Saturday evening, under the guidance of our chef Paul Simons and his assistant Jopke Janmaat, cooking was outsourced to ourselves above the campfire and especially the apple crumble is still in our minds. After this Annemarie Wuister told us about her experiences as an expedition doctor. For a moment there was an absolute silence in the room. Not for long though, because immediately after her talk outdoor films were turned on outside and inside the accommodation an expedition party started.

That resulted in more sleepy faces and hangover moods the next morning. Of course, that didn’t stop Pieter Simons from dragging us in for new warming up early in the morning. We had to be prepared for the Medical Wilderness Adventure Race (MedWAR), YEEEEEEEY!!!!!

After another lecture by Lottie van Baal about the experiences of expedition doctors, it was finally time for the MedWAR, YEEEEY!! Marijn Sinkeldam’s instruction with a massive “YEEY” every time the word “MedWAR” was pronounced by one of the instructors had already become a Pavlov reaction. In the same groups, we would do scenarios again, with sporty games in between. This time there were no more tips from the instructors because points could be gained everywhere. The battle was on! A fallen MTB person on a busy route, an exacerbation COPD at height, throwing potatoes and a shark. It all passed by. The first place would get the honour of being the champions of the first Dutch MedWAR, YEEEEY!!, and a pair of happy socks.

The real gain, however, was for everyone. We gained useful skills in the MARCH principle, knowledge of expedition and wilderness medicine and a great weekend with cool people.

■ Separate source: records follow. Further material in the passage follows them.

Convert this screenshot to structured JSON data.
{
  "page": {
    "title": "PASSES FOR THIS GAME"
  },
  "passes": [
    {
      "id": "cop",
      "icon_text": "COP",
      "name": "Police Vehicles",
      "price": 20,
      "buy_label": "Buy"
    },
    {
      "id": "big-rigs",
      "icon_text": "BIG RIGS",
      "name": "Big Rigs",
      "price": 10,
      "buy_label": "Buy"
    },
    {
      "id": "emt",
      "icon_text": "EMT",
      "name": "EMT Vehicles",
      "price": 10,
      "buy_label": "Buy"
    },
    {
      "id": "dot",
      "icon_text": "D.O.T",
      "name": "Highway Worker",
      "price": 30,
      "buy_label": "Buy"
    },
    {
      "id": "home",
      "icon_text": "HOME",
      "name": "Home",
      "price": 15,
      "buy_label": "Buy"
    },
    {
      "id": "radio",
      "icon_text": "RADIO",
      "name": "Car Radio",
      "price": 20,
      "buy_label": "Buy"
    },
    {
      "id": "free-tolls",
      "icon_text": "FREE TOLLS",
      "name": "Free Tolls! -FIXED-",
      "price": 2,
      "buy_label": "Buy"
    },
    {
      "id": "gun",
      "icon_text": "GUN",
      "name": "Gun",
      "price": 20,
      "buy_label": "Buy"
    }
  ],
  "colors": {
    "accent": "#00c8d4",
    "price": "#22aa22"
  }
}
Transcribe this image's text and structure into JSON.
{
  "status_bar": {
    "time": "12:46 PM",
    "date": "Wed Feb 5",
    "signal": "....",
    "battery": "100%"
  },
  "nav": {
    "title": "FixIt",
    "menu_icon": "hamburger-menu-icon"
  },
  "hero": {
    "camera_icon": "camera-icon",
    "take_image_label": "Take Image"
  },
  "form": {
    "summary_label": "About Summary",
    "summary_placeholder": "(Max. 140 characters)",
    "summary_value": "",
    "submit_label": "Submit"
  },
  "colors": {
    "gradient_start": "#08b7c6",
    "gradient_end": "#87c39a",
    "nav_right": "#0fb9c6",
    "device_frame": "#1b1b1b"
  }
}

A big thanks to the organisation, Pieter Simons, Anne Kalker, Marlies Manders and Marijn Sinkeldam!

Written by: Elise Heuts